Riek Machar Predicts South Sudan Capital Will Fall To His Forces -- Report
Former Vice President Riek Machar addressing UN in 2012. UN Photo/Rick Bajornas
[South Sudan Crisis]
Editor's Note: The following report is from Sudan Tribune. Even as a delegation representing South Sudan President Salva Kiir and one representing former Vice President Riek Machar are set to start peace talks in Addis Ababa, both sides claim gains on the ground. Kiir's army claims it's marching towards Bor, the South Sudan city and capital of Jonglei state, 120 miles north of Juba, and now in the hands of forces loyal to Machar. The former vice president on the otherhand claims that his forces repulsed Kiir's army and is marching on the South Sudan capital city of Juba itself.
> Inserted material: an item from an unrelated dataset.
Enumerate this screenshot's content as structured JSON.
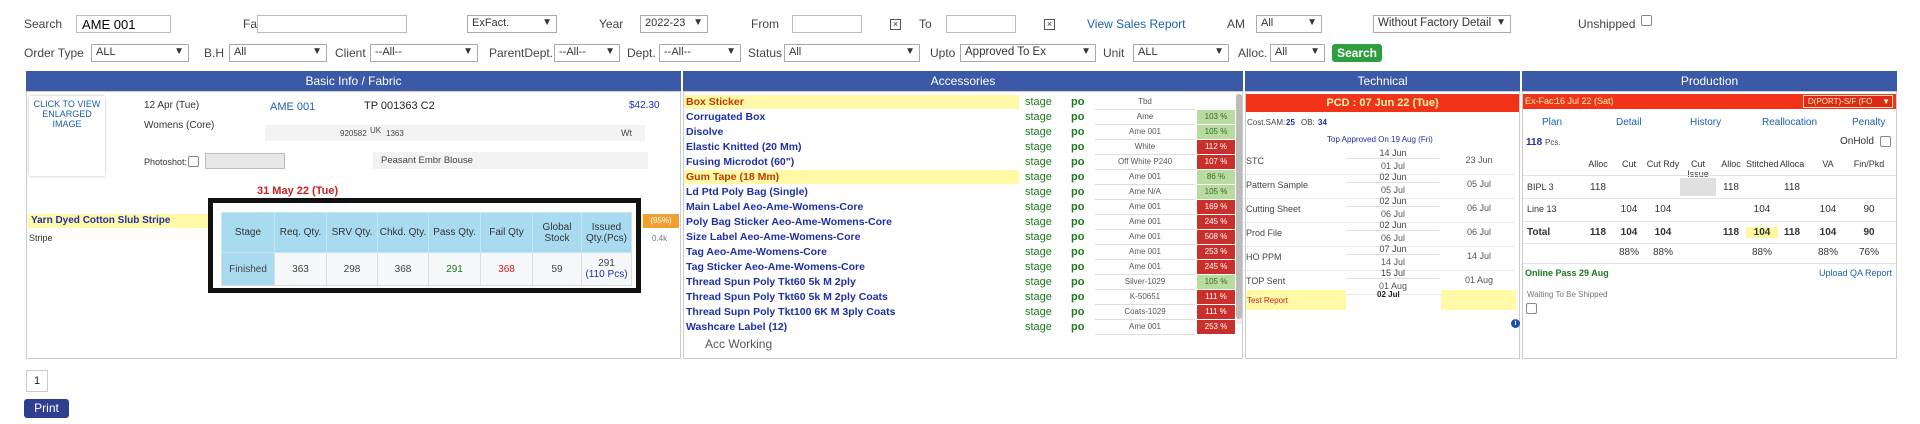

The Sudan Tribune report follows:
January 3, 2014 (NAIROBI) – The three-week old rebels in South Sudan said they were advancing on the capital, Juba, as fighting between rival politicians intensifies further.
“Today our forces crushed the amassed government soldiers at their stronghold in Jameza on Juba road. Our troops broke their stronghold and are pursuing them as they flee back to Juba. Juba will fall soon,” South Sudan former vice-president Riek Machar told Sudan Tribune by phone Friday.
However, the government army’s (SPLA) spokesperson, Philip Aguer, said the government’s forces were instead moving to recapture Bor from the rebels.
“We have enough forces to recapture Bor…We will take it in the next 24 hours,” he said. Aguer, however, warned the media not to broadcast news about the rebels advance, saying this would cause panic among the populations in the capital.
Fighting erupted on 15 December in Juba when presidential guard units clashed. The former minister of higher education, Peter Adwok Nyaba, said the violence started when elements from the presidential guards of Dinka ethnic group attempted to re-arm after they were disarmed together with their Nuer colleagues, prompting suspicions and misunderstandings.
Others also speculated that the Dinka elements were planning to arrest former vice president, Riek Machar after disarming their counterparts from the Nuer ethnic group to which Machar belongs.
The fighting then pitted the Dinka loyal to President Salva Kiir and the Nuer loyal to Machar and spread further on tribal lines when civilians were first targeted in Juba based on their ethnicity.
The violence also spread to the other parts of the country with the rebels now controlling much of the oil-rich northern parts of the young nation.
After recapturing the strategic town of Bor, the capital of the country’s largest state in which is about 200kms from Juba, Machar claimed that his forces were matching towards Juba and "will capture it soon".
The news about the rebels advance toward Juba caused a lot of panic in the capital.
The United States on Friday ordered its embassy personnel in South Sudan to leave the country in the wake of the deteriorating security situation.
“On January 3, 2014, there will be an evacuation flight arranged by the Department of State to the nearest safe haven country,” partly read an emergency statement issued.
But other government sources quietly admitted to Sudan Tribune that the rebels were truly advancing, adding that it was not, however, in the interest of the government to tell the truth about the military situation.
“Of course today on Juba-Bor road they have crushed the forces we mobilized to retake Bor. It was a disaster. But we will deploy again,” said the source that preferred anonymity.
He further explained that they lost several tanks and artillery weapons. He also said the government’s forces lost some senior military officers, which he did not want to name, when they fell into an ambush laid by the rebels.
For the rest of the report please see Sudan Tribune